Growth plates are discs of cartilage located at the end of long bones — the area of the bone where growth occurs — in children and adolescents. Growth plates are usually described as open or closed. When they are open, bones continues to grow and lengthen, but a child is considered done growing when they are closed.
A fracture is a break in the growth plate. A fractured growth plate may cause persistent pain and may hinder a child from applying pressure to the area.
Growth Plate Fractures: What You Need to Know
- Falls account for a majority of growth plate fractures, followed by sports injuries and bike and car accidents.
- X-rays are usually taken to diagnose a growth plate fracture, but additional tests, including an ultrasound, CT scan or MRI, may also be used.
- Growth plate fractures are usually treated using a splint or cast, but some injuries may require surgery to ensure the best alignment for normal bone growth to continue.
- The most serious complication of a growth plate fracture is early closure of the growth plate, which may result in the affected bone not growing as long as the limb on the opposite side or may cause a deformity in the affected limb.
Why Choose Johns Hopkins for treatment of a growth plate fracture?
Rely on the expertise of our physicians to help you manage your child's growth plate fracture.
Our physician assistants (PAs) and nurse practitioners (NPs) specialize in pediatric orthopaedics and play a key role in providing care to our patients and families.

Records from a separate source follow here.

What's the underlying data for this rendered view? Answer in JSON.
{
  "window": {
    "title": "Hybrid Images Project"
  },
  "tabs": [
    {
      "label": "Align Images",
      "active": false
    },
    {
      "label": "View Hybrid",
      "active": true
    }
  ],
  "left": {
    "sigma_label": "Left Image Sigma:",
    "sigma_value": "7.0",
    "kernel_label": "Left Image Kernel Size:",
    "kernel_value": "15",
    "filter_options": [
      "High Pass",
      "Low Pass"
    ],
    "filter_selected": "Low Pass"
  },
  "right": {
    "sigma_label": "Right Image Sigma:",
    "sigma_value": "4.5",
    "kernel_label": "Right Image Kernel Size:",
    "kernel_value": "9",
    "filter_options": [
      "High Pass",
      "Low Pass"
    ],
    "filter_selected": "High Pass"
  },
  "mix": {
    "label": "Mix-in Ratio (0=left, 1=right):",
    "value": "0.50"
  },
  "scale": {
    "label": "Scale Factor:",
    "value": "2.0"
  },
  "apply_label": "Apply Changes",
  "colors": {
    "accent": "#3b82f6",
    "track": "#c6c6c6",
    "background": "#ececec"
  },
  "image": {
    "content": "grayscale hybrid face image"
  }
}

Meet our staff that cares for children with growth plate fractures: